Enormous trees created a lush and quiet canopy over his hike on the Ramsey’s Draft Wilderness trail near West Augusta on Tuesday. Burge, who works in the North River district of the George Washington and Jefferson National Forests, said it’s probably the largest tract of virgin forest on the East Coast.
He marveled at a poplar that he guessed was about 400 years old.
“Think about that. The 1600s, this thing was here. Think about what was going on in Virginia when this thing was a seedling,” he said, adding there are others like it in this stretch of primitive forest. “The fact that it’s on the East Coast, within a day’s drive of a third of the country’s population, is just mind-boggling to me.”
He said most hikers never tread there because, until recently, even the earliest parts of the trail were blocked by fallen hemlocks, overgrown with vegetation or diverged onto false paths. Although volunteers keep up 125 miles of the district’s 300 miles of trail, the rest sees minimal maintenance. Burge said the Ramsey’s Draft Wilderness Trail hadn’t been overhauled in about 20 years.
“It was in such bad shape, we were about to lose it,” Burge said.
Lucky for hikers, five young conservationists are living deep in the woods and overhauling the trail for the public’s use.
The U.S. Forest Service has commissioned a team of workers from the Student Conservation Association to overhaul the Ramsey’s Draft Wilderness Trail from June through November. It’s one of several job-creation projects in the GW&JN Forests being funded by stimulus money under the American Recovery and Reinvestment Act.
The U.S. Forest Service has earmarked more than $1 billion for economic recovery in the 2010 fiscal year and expects to create about 20,000 private sector jobs, according to a press release by the forest service. Associated projects address conservation issues including climate change, tree health, wildfires, trail and road quality and energy-eﬃcient facilities.
The George Washington and Jefferson National Forests have received $4.35 million for five major Recovery Act Projects, which include paving, stream maintenance and bridge replacements. It has set aside $1.89 million for trail maintenance projects.The Ramsey’s Draft Crew
The team consists of Drew Foreman, 29, of California; Reuben Liebe, 24, of Tennessee; Caitlin Arnold, 25, of Connecticut; S.K. Piper, 22, of Michigan; and Kitt West, 25, of Virginia Beach.
The workers have each either finished college or are about to do so with some kind of environmental concentration. They love being outdoors, and when the recession made undesirable 9-to-5 oﬃce jobs even harder to obtain, they signed on to live in the GW&JN Forests for six months doing trail work and gaining conservation experience.

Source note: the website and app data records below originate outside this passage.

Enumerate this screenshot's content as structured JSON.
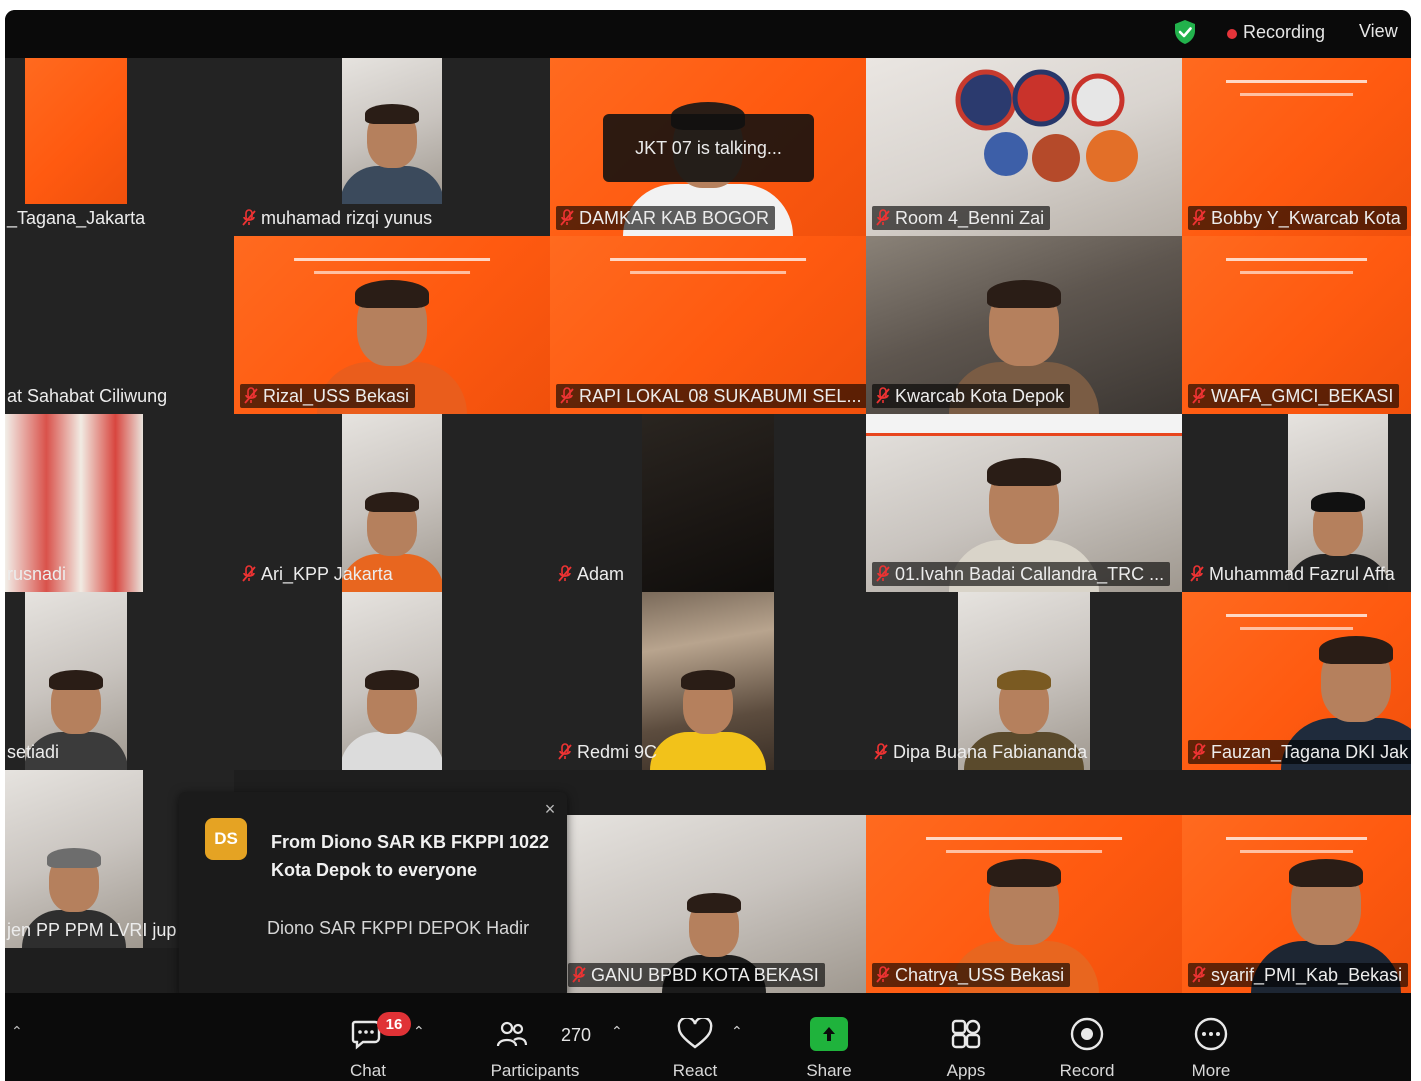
{
  "top_bar": {
    "recording_label": "Recording",
    "view_label": "View",
    "shield_icon": "shield-check-icon",
    "colors": {
      "recording_dot": "#e5343a",
      "shield": "#22b24c"
    }
  },
  "speaker_indicator": "JKT 07 is talking...",
  "participants": [
    {
      "name": "_Tagana_Jakarta"
    },
    {
      "name": "muhamad rizqi yunus"
    },
    {
      "name": "DAMKAR KAB BOGOR"
    },
    {
      "name": "Room 4_Benni Zai"
    },
    {
      "name": "Bobby Y_Kwarcab Kota"
    },
    {
      "name": "at Sahabat Ciliwung"
    },
    {
      "name": "Rizal_USS Bekasi"
    },
    {
      "name": "RAPI LOKAL 08 SUKABUMI SEL..."
    },
    {
      "name": "Kwarcab Kota Depok"
    },
    {
      "name": "WAFA_GMCI_BEKASI"
    },
    {
      "name": "rusnadi"
    },
    {
      "name": "Ari_KPP Jakarta"
    },
    {
      "name": "Adam"
    },
    {
      "name": "01.Ivahn Badai Callandra_TRC ..."
    },
    {
      "name": "Muhammad Fazrul Affa"
    },
    {
      "name": "setiadi"
    },
    {
      "name": "Redmi 9C"
    },
    {
      "name": "Dipa Buana Fabiananda"
    },
    {
      "name": "Fauzan_Tagana DKI Jak"
    },
    {
      "name": "jen PP PPM LVRI jup"
    },
    {
      "name": "GANU BPBD KOTA BEKASI"
    },
    {
      "name": "Chatrya_USS Bekasi"
    },
    {
      "name": "syarif_PMI_Kab_Bekasi"
    }
  ],
  "chat_notification": {
    "avatar_initials": "DS",
    "from": "From Diono SAR KB FKPPI 1022 Kota Depok to everyone",
    "message": "Diono SAR FKPPI DEPOK Hadir",
    "close_symbol": "×"
  },
  "toolbar": {
    "chat": {
      "label": "Chat",
      "badge": "16"
    },
    "participants": {
      "label": "Participants",
      "count": "270"
    },
    "react": {
      "label": "React"
    },
    "share": {
      "label": "Share"
    },
    "apps": {
      "label": "Apps"
    },
    "record": {
      "label": "Record"
    },
    "more": {
      "label": "More"
    },
    "colors": {
      "share": "#1fb33c",
      "badge": "#e03236"
    }
  }
}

Arnold said a large part of their jobs is to obliterate false trails that have formed when past hikers have wandered off the path and inspired others to follow. They cover them with leaves and fallen branches found nearby.
“The area’s a sanctuary for the ecology. We’re concentrating the use to this one trail,” said Arnold, explaining they want to prevent and discourage hikers from wandering off and disturbing nearby ﬂora and fauna. “When that starts to happen, you’re impacting this kind of sanctuary more than intended.”

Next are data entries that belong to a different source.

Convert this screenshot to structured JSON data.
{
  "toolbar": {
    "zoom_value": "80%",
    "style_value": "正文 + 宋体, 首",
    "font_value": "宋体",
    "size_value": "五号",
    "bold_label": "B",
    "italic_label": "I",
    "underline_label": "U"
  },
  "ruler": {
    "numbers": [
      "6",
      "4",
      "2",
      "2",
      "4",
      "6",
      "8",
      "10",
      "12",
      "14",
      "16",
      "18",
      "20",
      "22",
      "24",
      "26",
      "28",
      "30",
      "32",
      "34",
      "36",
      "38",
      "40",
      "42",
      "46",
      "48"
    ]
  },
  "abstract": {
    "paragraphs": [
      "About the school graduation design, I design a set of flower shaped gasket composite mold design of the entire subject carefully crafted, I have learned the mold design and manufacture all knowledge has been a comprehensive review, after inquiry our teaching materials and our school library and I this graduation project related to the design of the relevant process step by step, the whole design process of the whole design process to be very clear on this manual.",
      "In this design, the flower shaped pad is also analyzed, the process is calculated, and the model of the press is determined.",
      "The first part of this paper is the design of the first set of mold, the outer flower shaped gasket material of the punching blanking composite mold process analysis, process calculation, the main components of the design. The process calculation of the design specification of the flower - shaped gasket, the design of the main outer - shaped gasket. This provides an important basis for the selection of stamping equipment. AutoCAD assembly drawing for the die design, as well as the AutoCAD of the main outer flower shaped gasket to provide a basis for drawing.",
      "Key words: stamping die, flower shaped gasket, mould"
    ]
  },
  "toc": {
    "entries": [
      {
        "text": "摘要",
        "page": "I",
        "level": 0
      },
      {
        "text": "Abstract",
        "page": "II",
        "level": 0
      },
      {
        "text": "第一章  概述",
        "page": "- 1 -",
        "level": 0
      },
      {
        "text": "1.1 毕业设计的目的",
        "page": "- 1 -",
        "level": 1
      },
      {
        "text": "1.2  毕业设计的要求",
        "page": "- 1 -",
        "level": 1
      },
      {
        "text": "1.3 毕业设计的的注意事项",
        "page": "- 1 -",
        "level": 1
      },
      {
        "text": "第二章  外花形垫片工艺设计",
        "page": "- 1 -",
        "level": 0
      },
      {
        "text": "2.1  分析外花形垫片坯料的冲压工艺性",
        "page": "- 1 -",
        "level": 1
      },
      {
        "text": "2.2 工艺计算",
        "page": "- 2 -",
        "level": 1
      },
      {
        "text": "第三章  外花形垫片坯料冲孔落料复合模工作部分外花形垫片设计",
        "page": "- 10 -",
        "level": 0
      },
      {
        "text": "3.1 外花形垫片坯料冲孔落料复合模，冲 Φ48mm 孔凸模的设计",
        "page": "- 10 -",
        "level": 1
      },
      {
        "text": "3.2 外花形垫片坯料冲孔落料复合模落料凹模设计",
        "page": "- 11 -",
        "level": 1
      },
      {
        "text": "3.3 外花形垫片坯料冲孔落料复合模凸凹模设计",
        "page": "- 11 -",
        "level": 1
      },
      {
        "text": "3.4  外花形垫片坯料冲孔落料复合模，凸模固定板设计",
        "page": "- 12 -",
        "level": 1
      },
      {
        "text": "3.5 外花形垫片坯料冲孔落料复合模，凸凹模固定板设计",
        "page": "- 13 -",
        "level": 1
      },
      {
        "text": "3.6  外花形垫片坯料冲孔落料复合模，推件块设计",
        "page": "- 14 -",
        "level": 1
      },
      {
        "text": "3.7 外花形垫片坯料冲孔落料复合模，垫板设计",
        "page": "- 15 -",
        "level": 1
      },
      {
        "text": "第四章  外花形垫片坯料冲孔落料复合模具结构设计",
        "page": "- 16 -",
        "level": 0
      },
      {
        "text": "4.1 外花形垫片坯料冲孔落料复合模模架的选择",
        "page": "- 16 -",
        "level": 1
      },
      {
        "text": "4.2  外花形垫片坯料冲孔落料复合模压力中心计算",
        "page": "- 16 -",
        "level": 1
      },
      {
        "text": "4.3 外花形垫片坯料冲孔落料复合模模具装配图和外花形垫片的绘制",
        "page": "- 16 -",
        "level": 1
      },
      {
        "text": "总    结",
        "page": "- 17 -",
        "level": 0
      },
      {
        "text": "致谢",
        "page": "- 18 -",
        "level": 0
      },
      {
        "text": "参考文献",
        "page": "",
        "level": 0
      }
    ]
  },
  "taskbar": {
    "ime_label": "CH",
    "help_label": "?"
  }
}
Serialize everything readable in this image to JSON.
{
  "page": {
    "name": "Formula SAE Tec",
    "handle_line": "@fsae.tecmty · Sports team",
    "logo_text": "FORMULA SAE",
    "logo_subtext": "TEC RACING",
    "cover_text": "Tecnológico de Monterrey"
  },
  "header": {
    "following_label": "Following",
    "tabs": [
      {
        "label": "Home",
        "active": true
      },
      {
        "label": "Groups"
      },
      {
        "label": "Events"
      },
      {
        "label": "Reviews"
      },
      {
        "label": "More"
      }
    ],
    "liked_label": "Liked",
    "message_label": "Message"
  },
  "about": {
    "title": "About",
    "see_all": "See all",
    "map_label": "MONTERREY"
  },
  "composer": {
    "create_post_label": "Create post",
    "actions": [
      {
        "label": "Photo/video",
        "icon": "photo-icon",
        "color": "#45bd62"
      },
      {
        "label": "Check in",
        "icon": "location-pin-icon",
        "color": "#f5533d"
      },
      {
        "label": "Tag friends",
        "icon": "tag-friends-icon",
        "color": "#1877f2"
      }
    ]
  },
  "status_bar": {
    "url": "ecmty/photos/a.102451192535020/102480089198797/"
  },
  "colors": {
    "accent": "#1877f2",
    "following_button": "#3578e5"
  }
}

Each fallen tree they encounter is a careful challenge. Because the trail is in a wilderness area, gas-powered machines such as chain saws aren’t permitted for maintenance work. The SCA workers instead use a variety of saws, including a five-foot-long cross-cut saw that requires two people and hours of practice to operate.

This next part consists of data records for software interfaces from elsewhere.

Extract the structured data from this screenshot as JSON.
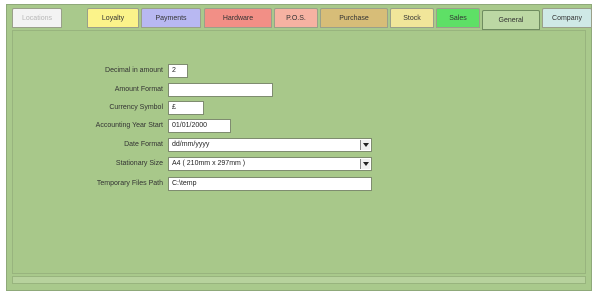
{
  "tabs": [
    {
      "label": "Locations",
      "bg": "#f3f3f3",
      "fg": "#b8b8b8"
    },
    {
      "label": "Loyalty",
      "bg": "#fbf38a",
      "fg": "#333333"
    },
    {
      "label": "Payments",
      "bg": "#b8b8f2",
      "fg": "#333333"
    },
    {
      "label": "Hardware",
      "bg": "#f28f86",
      "fg": "#333333"
    },
    {
      "label": "P.O.S.",
      "bg": "#f6b2a2",
      "fg": "#333333"
    },
    {
      "label": "Purchase",
      "bg": "#d7bd78",
      "fg": "#333333"
    },
    {
      "label": "Stock",
      "bg": "#f1e69a",
      "fg": "#333333"
    },
    {
      "label": "Sales",
      "bg": "#5ee066",
      "fg": "#333333"
    },
    {
      "label": "General",
      "bg": "#bcd8a4",
      "fg": "#333333"
    },
    {
      "label": "Company",
      "bg": "#cfe9e6",
      "fg": "#333333"
    }
  ],
  "selected_tab": "General",
  "form": {
    "decimal_label": "Decimal in amount",
    "decimal_value": "2",
    "amount_format_label": "Amount Format",
    "amount_format_value": "",
    "currency_label": "Currency Symbol",
    "currency_value": "£",
    "year_start_label": "Accounting Year Start",
    "year_start_value": "01/01/2000",
    "date_format_label": "Date Format",
    "date_format_value": "dd/mm/yyyy",
    "stationary_label": "Stationary Size",
    "stationary_value": "A4 ( 210mm x 297mm )",
    "temp_path_label": "Temporary Files Path",
    "temp_path_value": "C:\\temp"
  },
  "colors": {
    "panel": "#a8c88a",
    "selected_tab": "#bcd8a4"
  }
}
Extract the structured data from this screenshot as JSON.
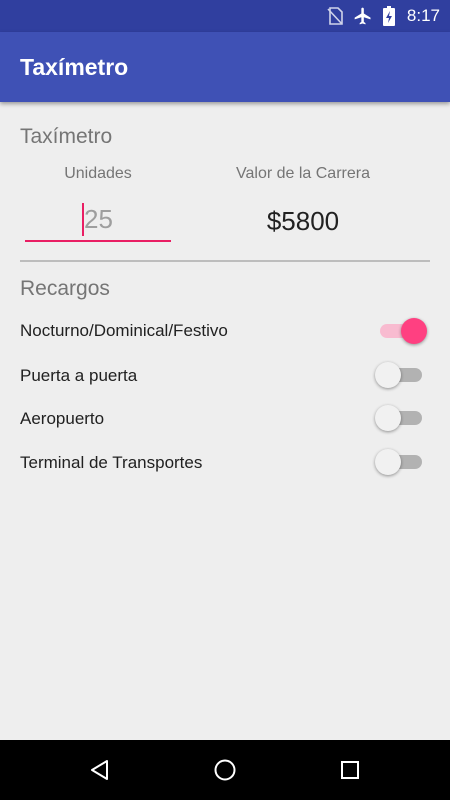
{
  "status_bar": {
    "time": "8:17",
    "icons": [
      "no-sim-icon",
      "airplane-icon",
      "battery-charging-icon"
    ]
  },
  "app_bar": {
    "title": "Taxímetro"
  },
  "meter": {
    "section_title": "Taxímetro",
    "units_label": "Unidades",
    "units_value": "25",
    "fare_label": "Valor de la Carrera",
    "fare_value": "$5800"
  },
  "surcharges": {
    "section_title": "Recargos",
    "items": [
      {
        "label": "Nocturno/Dominical/Festivo",
        "checked": true
      },
      {
        "label": "Puerta a puerta",
        "checked": false
      },
      {
        "label": "Aeropuerto",
        "checked": false
      },
      {
        "label": "Terminal de Transportes",
        "checked": false
      }
    ]
  },
  "colors": {
    "primary": "#3f51b5",
    "primary_dark": "#303f9f",
    "accent": "#ff4081",
    "input_underline": "#e91e63"
  },
  "nav_bar": {
    "buttons": [
      "back-icon",
      "home-icon",
      "recents-icon"
    ]
  }
}
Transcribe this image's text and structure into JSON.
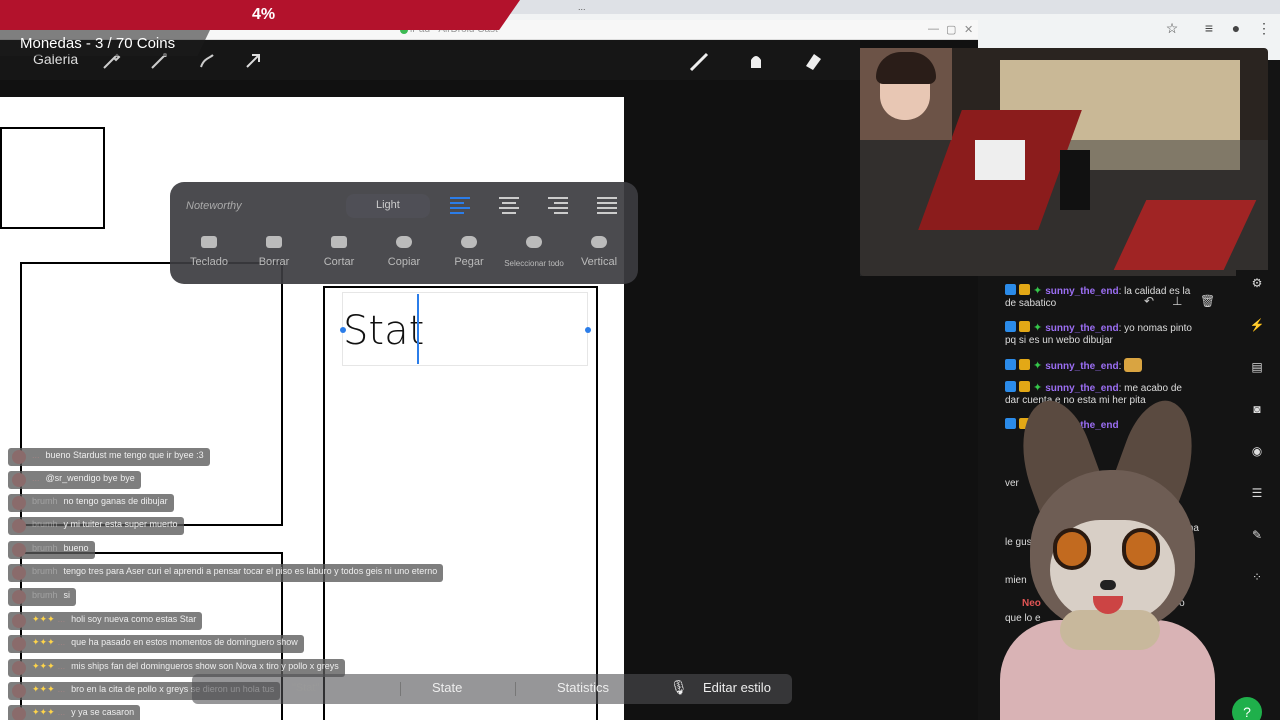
{
  "browser": {
    "tabs": [
      "...",
      "...",
      "...",
      "..."
    ],
    "window_title": "iPad - AirDroid Cast"
  },
  "overlay": {
    "progress_pct": "4%",
    "progress_value": 0.04,
    "coins_label": "Monedas - 3 / 70 Coins"
  },
  "procreate": {
    "gallery_label": "Galeria",
    "text_content": "Stat",
    "popup": {
      "font_name": "Noteworthy",
      "style": "Light",
      "actions": [
        "Teclado",
        "Borrar",
        "Cortar",
        "Copiar",
        "Pegar",
        "Seleccionar todo",
        "Vertical"
      ]
    }
  },
  "keyboard": {
    "suggestions": [
      "\"Stat\"",
      "State",
      "Statistics"
    ],
    "edit_style": "Editar estilo"
  },
  "overlay_chat": [
    {
      "user": "...",
      "text": "bueno Stardust me tengo que ir byee :3"
    },
    {
      "user": "...",
      "text": "@sr_wendigo bye bye"
    },
    {
      "user": "brumh",
      "text": "no tengo ganas de dibujar"
    },
    {
      "user": "brumh",
      "text": "y mi tuiter esta super muerto"
    },
    {
      "user": "brumh",
      "text": "bueno"
    },
    {
      "user": "brumh",
      "text": "tengo tres para Aser curi el aprendi a pensar tocar el piso es laburo y todos geis ni uno eterno"
    },
    {
      "user": "brumh",
      "text": "si"
    },
    {
      "user": "...",
      "text": "holi soy nueva como estas Star"
    },
    {
      "user": "...",
      "text": "que ha pasado en estos momentos de dominguero show"
    },
    {
      "user": "...",
      "text": "mis ships fan del domingueros show son Nova x tiro y pollo x greys"
    },
    {
      "user": "...",
      "text": "bro en la cita de pollo x greys se dieron un hola tus"
    },
    {
      "user": "...",
      "text": "y ya se casaron"
    }
  ],
  "side_chat": [
    {
      "user": "sunny_the_end",
      "text": "la calidad es la",
      "cont": "de sabatico"
    },
    {
      "user": "sunny_the_end",
      "text": "yo nomas pinto",
      "cont": "pq si es un webo dibujar"
    },
    {
      "user": "sunny_the_end",
      "text": "",
      "cont": ""
    },
    {
      "user": "sunny_the_end",
      "text": "me acabo de",
      "cont": "dar cuenta    e no esta mi her    pita"
    },
    {
      "user": "sunny_the_end",
      "text": "",
      "cont": ""
    }
  ],
  "side_chat_fragments": [
    "ver",
    "kma",
    "le gus",
    "mien",
    "Neo",
    "deo",
    "que lo e"
  ],
  "colors": {
    "accent_red": "#b3122c",
    "chat_user": "#9b6ef3",
    "ipad_blue": "#2b7de9",
    "green_button": "#1fb04b"
  }
}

“The cross-cutting is really intricate and very involved,” said Liebe, adding they have to assess the size and position of the log and the safest way to clear a path through it. “A lot of thought goes into each log you cut.”
Foreman said the SCA crew works from 7 a.m. to 5 p.m. rain or shine in six-day hitches, clearing about a mile of trail at a time. They live in an encampment and carry heavy equipment to the job site each day.
At the end of each hitch, they have four days off, where they sleep on the ﬂoor in an unfurnished SCA apartment in Verona. They receive a living stipend of $160 per week, plus a $3,250 AmeriCorps Education Award at the end of their service.
The workers said they’re learning a variety of outdoor skills, such as packing eﬃciently and setting up camp. Liebe said they’re learning important life lessons as well.
“Learning how to be part of a team and working effectively, it’s an underrated skill,” he said.
Burge said the team works well together and he’s grateful for each member’s contribution. He hopes it will help them in their subsequent job searches.
“Hiring’s tough right now, but this will definitely help them out,” Burge said about looking for both government and private-sector conservation jobs.